A new study in animals suggests that paternal exercise might have significant impact on the health of offspring – even into adulthood.
Researchers used a mouse model to investigate how a father’s exercise regimen would affect his offspring’s metabolic health.
They fed male mice either a normal diet or a high-fat diet for three weeks. Some mice from each diet group were sedentary and some exercised freely. After three weeks, the mice bred and their offspring ate a normal diet under sedentary conditions for a year.
The researchers reported on Oct. 22 in the journal Diabetes that adult offspring from sires who exercised had improved glucose metabolism, decreased body weight and a decreased fat mass.
“Here’s what’s really interesting: Offspring from the dads fed a high-fat diet fared worse, so they were more glucose intolerant. But exercise negated that effect,” said study leader Kristin Stanford, a physiology and cell biology researcher with The Ohio State University College of Medicine at the Wexner Medical Center.
“When the dad exercised, even on a high-fat diet, we saw improved metabolic health in their adult offspring.”
Laurie Goodyear of the Joslin Diabetes Center and Harvard Medical School co-led the study.
“This work is an important step in learning about metabolic disease and prevention at the cellular level,” said Dr. K. Craig Kent, dean of the Ohio State College of Medicine.
Recent studies have linked development of type 2 diabetes and impaired metabolic health to the parents’ poor diet, and there is increasing evidence that fathers play an important role in obesity and metabolic programming of their offspring.
In this new work, Stanford’s team also found that exercise caused changes in the genetic expression of the father’s sperm that suppress poor dietary effects and transfer to the offspring.
“We saw a strong change in their small-RNA profile. Now we want to see exactly which small-RNAs are responsible for these metabolic improvements, where it’s happening in the offspring and why,” said Stanford, a member of Ohio State’s Diabetes and Metabolism Research Center.
Previous studies from this group have shown that when mouse mothers exercise, their offspring also have beneficial effects of metabolism.
“There’s potential for this to translate to humans. We know that in adult men obesity impairs testosterone levels, sperm number and motility, and it decreases the number of live births,” Stanford said. “If we ask someone who’s getting ready to have a child to exercise moderately, even for a month before conception, that could have a strong effect on the health of their sperm and the long-term metabolic health of their children.”
The researchers believe the results support the hypothesis that small RNAs could help transmit parental environmental information to the next generation.
“Based on both studies, we’re now determining if both parents exercising has even greater effects to improve metabolism and overall health of offspring. If translated to humans, this would be hugely important for the health of the next generation,” Goodyear said.

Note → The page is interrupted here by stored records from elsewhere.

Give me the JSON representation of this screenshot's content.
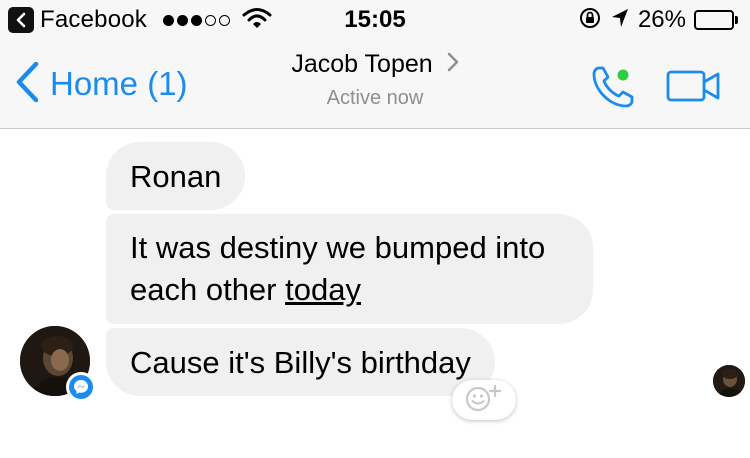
{
  "status_bar": {
    "back_app": "Facebook",
    "signal_bars_filled": 3,
    "signal_bars_total": 5,
    "time": "15:05",
    "battery_percent_text": "26%",
    "battery_level": 0.26
  },
  "nav": {
    "back_label": "Home (1)",
    "title": "Jacob Topen",
    "subtitle": "Active now"
  },
  "messages": [
    {
      "parts": [
        "Ronan"
      ]
    },
    {
      "line1": "It was destiny we bumped into",
      "line2_prefix": "each other ",
      "line2_underlined": "today"
    },
    {
      "parts": [
        "Cause it's Billy's birthday"
      ]
    }
  ],
  "icons": {
    "back_app": "back-arrow-icon",
    "wifi": "wifi-icon",
    "orientation_lock": "orientation-lock-icon",
    "location": "location-arrow-icon",
    "back": "chevron-left-icon",
    "disclosure": "chevron-right-icon",
    "call": "phone-icon",
    "video": "video-camera-icon",
    "messenger": "messenger-icon",
    "reaction": "smiley-plus-icon"
  },
  "colors": {
    "accent": "#1a8cf0",
    "active_dot": "#2ecc40",
    "bubble": "#f1f0f0",
    "bar_bg": "#f7f7f7",
    "subtitle": "#8e8e93"
  }
}
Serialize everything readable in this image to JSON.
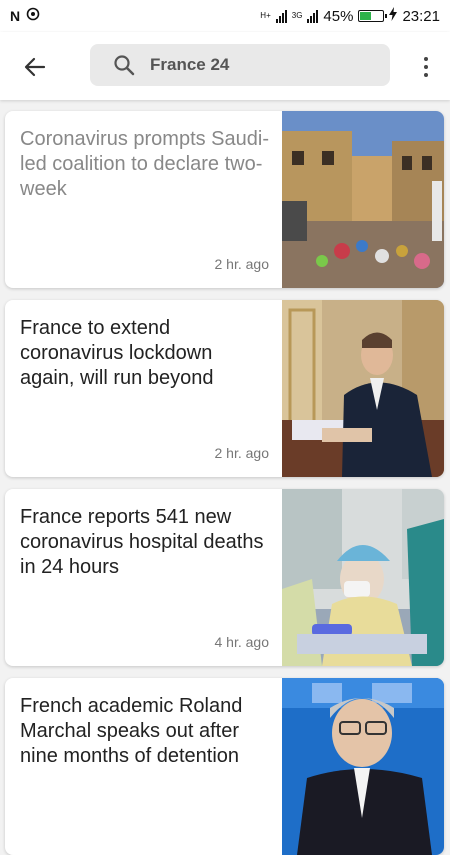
{
  "status_bar": {
    "carrier_icons": [
      "n-icon",
      "signal-circle-icon"
    ],
    "net1": "H+",
    "net2": "3G",
    "battery": "45%",
    "time": "23:21"
  },
  "toolbar": {
    "back_icon": "arrow-left-icon",
    "search_icon": "search-icon",
    "query": "France 24",
    "more_icon": "more-vert-icon"
  },
  "articles": [
    {
      "title": "Coronavirus prompts Saudi-led coalition to declare two-week",
      "time": "2 hr. ago",
      "visited": true
    },
    {
      "title": "France to extend coronavirus lockdown again, will run beyond",
      "time": "2 hr. ago",
      "visited": false
    },
    {
      "title": "France reports 541 new coronavirus hospital deaths in 24 hours",
      "time": "4 hr. ago",
      "visited": false
    },
    {
      "title": "French academic Roland Marchal speaks out after nine months of detention",
      "time": "",
      "visited": false
    }
  ],
  "colors": {
    "visited_title": "#888888",
    "title": "#222222",
    "battery": "#2db34a"
  }
}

Other Ohio State researchers involved in the study were Lisa Baer, Adam Lehnig and Joseph White.
Funding from the National Institutes of Health supported this research.